AT&T and Verizon have agreed to further delay the U.S. rollout of their previously delayed 5G C-band wireless service just a day ahead of its scheduled launch date.
On December 31, 2021, US Transportation Secretary Pete Buttigieg and Federal Aviation Administration Chief Steve Dickinson sent a letter [PDF] to AT&T CEO John Stankey and Verizon CEO Hans Vestberg warning of chaos in the travel industry if aviation industry concerns about 5G interference with aircraft equipment are not resolved by Wednesday, January 5, 2022 – the date on which both companies have previously said they will start using the C-band spectrum.
The FAA based its concern on an October 2020 report [PDF] of the Radio Technical Committee for Aeronautics (RTCA) which found “a major risk that 5G telecommunications systems in the 3.7-3.98 GHz band [used by 5G C-band] will cause harmful interference to radar altimeters on all types of civil aircraft.
Fears that 5G signals could interfere with aviation equipment date back to at least 2015, when international mobile telecommunications (IMT) first considered allocating additional spectrum for mobile wireless service.
The letter proposes a framework whereby commercial C-band service can begin as planned, except around major airports, to be identified by the FAA. The service around these priority airports would be put in place by the end of March 2022, barring unforeseen technical problems.
AT&T and Verizon previously planned to make their respective 5G services available in the United States last December, but delayed the launch of their services as talks with the FAA continued.
Telecom operators are not happy
On Sunday, Stankey and Vestberg dismissed concerns raised by Buttigieg and Dickinson. In a joint response obtained by the New York Times [PDF], said the two CEOs, although they care deeply about the safety of their customers, employees and families, “the question of whether 5G operations can safely coexist has long been settled.”
The response letter argues that “radio altimeters do not operate on or near C-band frequencies,” noting that altimeters operate in the 4.2-4.4 GHz frequency band.
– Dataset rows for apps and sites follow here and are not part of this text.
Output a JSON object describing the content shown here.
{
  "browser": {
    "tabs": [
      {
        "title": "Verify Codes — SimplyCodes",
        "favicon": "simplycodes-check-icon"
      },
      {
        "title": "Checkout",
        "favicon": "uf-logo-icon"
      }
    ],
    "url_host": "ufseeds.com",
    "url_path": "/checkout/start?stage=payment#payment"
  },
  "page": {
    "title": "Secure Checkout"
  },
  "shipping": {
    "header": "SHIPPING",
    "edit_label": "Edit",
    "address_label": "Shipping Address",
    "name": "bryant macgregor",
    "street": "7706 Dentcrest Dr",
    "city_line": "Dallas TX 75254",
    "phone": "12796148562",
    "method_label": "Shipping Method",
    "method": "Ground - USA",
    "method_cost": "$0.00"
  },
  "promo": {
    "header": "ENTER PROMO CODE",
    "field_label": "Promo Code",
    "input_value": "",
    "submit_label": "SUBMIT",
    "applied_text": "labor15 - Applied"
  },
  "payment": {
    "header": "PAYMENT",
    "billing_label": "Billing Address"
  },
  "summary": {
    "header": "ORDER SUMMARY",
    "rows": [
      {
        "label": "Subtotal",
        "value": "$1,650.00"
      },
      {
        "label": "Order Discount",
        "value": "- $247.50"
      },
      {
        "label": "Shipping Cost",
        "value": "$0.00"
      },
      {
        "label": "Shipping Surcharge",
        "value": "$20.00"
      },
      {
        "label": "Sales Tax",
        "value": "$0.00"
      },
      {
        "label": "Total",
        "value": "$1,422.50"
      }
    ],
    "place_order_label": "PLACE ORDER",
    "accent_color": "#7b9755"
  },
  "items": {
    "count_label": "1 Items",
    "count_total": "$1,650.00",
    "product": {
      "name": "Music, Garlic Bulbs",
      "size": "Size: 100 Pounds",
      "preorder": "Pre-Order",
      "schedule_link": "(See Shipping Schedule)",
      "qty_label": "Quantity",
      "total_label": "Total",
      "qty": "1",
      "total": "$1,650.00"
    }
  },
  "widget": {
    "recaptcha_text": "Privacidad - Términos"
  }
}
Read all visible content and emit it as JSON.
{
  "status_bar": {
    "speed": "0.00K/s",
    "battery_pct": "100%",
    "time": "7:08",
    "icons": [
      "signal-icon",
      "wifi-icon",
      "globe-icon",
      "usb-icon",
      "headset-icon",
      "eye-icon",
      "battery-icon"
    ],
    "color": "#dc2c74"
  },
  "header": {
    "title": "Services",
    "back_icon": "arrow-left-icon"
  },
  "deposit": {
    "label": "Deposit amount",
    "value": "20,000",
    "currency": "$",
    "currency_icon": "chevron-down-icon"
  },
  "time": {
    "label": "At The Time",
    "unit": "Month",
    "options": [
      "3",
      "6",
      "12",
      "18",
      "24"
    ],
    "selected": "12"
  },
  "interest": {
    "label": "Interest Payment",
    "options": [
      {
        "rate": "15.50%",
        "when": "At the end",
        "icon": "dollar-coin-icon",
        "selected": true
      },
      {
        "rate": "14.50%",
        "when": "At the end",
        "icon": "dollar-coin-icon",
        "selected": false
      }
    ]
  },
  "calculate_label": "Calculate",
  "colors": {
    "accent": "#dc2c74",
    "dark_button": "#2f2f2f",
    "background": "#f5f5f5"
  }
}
The spectrum of the C band covers 3.7-3.8 GHz.
He then berates the federal government and the FAA for waiting until November of last year to start collecting elevation data and for asking the two companies to make additional accommodations just five days before their planned deployment of 5G – for which the wireless industry paid $ 80 billion in spectrum fees last year.
“Accepting your proposal would not only be an unprecedented and unwarranted bypassing due process and carefully crafted checks and balances in the fabric of our democracy, but an irresponsible abdication of the operational control required to deploy world-class and competitive communications networks. globally that are just as essential to our country’s economic vitality, public safety and national interests as the airline industry, ”the CEO letter states.
In concession, the two business leaders said they would adopt C-band signal level reduction zones similar to those put in place around airport runways in France – where 5G service currently coexists with the aviation – until July 5, 2022.
On the same day, the FAA published A declaration indicating that the mobile operators’ proposals were under consideration as the agency tries to find a way for 5G C-band service to work without compromising aviation safety. The agency said that even if the situation was not resolved, it could issue advisories to air missions (NOTAM) that restrict aviation to areas where 5G interference is possible.
Obviously unwilling to take responsibility for canceled flights and stranded travelers, AT&T and Verizon said on Tuesday they would accept a brief delay.
“At the request of Secretary Buttigieg, we have voluntarily agreed to an additional two weeks of our rollout of 5G C-band services,” an AT&T spokesperson said in a statement provided to The register.
“We also remain committed to the six-month protection zone mitigation measures that we outlined in our letter. We know that aviation security and 5G can coexist and we are confident that continued collaboration and technical evaluation will solve all the problems. “
“We have agreed to a two week deadline that promises the certainty of bringing our revolutionary 5G network to this nation in January, delivered over America’s best and most reliable wireless network,” said a spokesperson. word of Verizon. The register in an email.
Captain Joe DePete, president of the Air Line Pilots Association (ALPA), welcomed the delay in an emailed statement to The register.
“It is clear that this irresponsible 5G deployment was not ready for takeoff, and that is why US Secretary of Transportation Buttigieg, ALPA and other frontline aviation workers and stakeholders have called delay in implementation, ”he said. “We are pleased that Verizon and AT&T were listening to the flight crew safety instructions.”
“Now the real work begins. We hope this delay will allow the wireless industry and the entire aviation community to work together on effective solutions that will ensure that every passenger and cargo flight arrives safely without serious disruption to flight operations. “®